App and web page records:

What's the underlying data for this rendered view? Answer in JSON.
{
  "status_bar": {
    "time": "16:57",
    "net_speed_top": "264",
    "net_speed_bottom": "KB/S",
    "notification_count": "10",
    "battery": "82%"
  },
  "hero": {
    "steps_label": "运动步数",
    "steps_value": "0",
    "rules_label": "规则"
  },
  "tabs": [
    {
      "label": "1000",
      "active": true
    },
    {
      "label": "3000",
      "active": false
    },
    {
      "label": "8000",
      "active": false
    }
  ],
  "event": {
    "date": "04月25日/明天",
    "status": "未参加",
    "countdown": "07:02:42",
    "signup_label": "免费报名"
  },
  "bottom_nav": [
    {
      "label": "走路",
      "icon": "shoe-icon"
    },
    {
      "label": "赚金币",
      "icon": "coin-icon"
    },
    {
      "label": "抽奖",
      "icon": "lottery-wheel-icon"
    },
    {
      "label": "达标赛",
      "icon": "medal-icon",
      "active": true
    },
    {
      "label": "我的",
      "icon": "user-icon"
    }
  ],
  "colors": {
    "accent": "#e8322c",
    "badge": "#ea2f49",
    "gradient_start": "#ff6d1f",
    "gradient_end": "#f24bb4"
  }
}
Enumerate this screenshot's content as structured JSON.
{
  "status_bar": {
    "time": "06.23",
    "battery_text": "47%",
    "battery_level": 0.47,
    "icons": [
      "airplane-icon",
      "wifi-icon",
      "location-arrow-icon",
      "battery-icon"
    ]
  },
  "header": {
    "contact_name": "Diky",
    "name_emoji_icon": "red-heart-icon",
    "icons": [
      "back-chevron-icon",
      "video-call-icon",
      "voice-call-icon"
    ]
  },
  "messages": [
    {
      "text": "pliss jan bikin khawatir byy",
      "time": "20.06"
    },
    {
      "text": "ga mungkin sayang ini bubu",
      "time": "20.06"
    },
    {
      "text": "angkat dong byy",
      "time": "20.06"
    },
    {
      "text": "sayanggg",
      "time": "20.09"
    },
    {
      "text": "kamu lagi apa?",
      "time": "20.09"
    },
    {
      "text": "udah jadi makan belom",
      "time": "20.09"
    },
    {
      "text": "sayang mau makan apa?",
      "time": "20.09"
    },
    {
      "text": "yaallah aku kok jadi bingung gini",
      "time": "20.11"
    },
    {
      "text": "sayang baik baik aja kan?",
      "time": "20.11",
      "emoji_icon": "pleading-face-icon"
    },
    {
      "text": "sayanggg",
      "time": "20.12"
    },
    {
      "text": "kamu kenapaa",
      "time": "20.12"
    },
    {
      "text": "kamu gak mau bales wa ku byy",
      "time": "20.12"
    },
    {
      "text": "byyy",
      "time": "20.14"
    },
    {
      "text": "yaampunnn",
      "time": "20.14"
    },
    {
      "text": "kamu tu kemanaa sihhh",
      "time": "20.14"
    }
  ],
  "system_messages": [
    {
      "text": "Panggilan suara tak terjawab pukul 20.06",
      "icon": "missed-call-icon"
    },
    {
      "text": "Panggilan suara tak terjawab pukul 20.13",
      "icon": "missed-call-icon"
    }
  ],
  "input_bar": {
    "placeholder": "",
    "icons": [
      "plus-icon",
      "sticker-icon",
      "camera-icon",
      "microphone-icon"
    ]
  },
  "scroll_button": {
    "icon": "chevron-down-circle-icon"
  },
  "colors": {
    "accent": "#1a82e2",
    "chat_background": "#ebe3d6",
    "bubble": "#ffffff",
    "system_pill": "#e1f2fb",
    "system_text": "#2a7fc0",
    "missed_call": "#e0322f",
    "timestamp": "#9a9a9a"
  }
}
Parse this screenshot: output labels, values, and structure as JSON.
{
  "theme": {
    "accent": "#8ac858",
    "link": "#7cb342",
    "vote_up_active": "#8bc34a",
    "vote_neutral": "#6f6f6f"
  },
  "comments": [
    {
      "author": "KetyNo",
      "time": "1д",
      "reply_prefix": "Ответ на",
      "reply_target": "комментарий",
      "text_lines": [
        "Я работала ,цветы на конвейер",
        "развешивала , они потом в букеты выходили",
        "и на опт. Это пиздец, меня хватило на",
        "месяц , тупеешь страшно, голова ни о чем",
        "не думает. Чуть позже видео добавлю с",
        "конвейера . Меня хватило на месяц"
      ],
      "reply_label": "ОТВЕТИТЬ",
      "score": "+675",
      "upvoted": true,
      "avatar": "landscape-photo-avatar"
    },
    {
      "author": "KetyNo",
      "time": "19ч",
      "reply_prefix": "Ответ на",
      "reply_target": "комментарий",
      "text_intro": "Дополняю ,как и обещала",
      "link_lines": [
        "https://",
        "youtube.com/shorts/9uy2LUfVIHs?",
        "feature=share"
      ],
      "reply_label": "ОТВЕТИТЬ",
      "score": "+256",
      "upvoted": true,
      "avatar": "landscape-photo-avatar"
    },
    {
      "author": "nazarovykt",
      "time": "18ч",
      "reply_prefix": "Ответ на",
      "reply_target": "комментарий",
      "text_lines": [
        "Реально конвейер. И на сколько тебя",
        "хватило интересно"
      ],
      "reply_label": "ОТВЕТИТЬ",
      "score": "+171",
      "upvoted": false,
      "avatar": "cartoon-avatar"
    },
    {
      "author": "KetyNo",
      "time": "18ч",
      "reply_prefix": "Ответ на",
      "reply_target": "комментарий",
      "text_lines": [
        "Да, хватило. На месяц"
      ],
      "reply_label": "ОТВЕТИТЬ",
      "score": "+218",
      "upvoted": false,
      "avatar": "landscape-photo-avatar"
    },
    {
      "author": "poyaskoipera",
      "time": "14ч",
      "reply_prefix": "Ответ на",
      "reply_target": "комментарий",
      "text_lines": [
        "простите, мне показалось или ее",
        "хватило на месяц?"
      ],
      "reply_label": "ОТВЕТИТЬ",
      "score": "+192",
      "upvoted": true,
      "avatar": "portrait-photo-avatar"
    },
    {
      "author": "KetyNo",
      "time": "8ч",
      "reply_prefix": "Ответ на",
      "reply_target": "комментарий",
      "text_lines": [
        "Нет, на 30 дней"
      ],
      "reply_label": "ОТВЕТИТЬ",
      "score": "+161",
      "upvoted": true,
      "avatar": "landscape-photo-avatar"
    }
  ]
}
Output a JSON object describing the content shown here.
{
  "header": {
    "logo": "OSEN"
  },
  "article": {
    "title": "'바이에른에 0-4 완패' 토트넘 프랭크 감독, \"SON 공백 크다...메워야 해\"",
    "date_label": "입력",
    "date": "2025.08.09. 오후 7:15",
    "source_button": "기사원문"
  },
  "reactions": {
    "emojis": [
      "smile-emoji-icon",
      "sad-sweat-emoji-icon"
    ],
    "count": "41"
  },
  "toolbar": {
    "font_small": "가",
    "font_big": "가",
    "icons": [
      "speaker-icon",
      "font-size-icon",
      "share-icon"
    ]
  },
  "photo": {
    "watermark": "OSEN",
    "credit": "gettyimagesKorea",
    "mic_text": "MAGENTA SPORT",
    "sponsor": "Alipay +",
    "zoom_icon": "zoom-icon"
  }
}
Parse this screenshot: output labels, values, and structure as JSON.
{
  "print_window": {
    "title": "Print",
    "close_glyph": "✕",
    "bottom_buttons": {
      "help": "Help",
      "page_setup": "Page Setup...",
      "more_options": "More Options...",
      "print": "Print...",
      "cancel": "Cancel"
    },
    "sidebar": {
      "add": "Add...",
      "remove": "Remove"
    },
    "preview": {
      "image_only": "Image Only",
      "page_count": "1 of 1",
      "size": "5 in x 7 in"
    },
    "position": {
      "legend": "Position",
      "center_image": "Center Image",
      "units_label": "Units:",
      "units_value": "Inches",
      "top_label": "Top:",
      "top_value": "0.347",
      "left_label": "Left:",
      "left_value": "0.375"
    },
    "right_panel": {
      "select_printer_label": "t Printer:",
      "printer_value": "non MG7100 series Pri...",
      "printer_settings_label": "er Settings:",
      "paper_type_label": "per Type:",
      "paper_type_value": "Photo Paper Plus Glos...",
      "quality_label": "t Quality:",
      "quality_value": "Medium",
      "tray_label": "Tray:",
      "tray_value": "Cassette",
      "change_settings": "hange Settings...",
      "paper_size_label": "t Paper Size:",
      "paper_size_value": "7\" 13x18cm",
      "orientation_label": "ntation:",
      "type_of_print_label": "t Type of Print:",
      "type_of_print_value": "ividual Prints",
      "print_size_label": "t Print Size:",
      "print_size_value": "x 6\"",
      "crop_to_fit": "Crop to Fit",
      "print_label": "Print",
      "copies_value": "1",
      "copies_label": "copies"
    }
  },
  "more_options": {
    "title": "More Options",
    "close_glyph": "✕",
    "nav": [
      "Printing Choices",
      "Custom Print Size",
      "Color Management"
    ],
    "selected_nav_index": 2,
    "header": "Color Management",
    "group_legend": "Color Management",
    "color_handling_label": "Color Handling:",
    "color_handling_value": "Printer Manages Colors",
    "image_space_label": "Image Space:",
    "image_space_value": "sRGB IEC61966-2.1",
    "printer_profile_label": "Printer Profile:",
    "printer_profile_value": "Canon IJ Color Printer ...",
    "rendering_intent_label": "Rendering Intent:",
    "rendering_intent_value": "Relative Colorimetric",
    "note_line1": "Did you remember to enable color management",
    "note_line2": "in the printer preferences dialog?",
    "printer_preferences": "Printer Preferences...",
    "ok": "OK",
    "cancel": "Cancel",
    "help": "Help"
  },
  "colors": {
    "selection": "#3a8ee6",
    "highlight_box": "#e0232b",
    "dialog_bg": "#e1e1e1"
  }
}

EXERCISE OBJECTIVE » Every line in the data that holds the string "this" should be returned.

RESPONSE AREA »
What's the underlying data for this rendered view? Answer in JSON.
Enumerate this screenshot's content as structured JSON.
Parse this screenshot: output labels, values, and structure as JSON.
Parse this screenshot: output labels, values, and structure as JSON.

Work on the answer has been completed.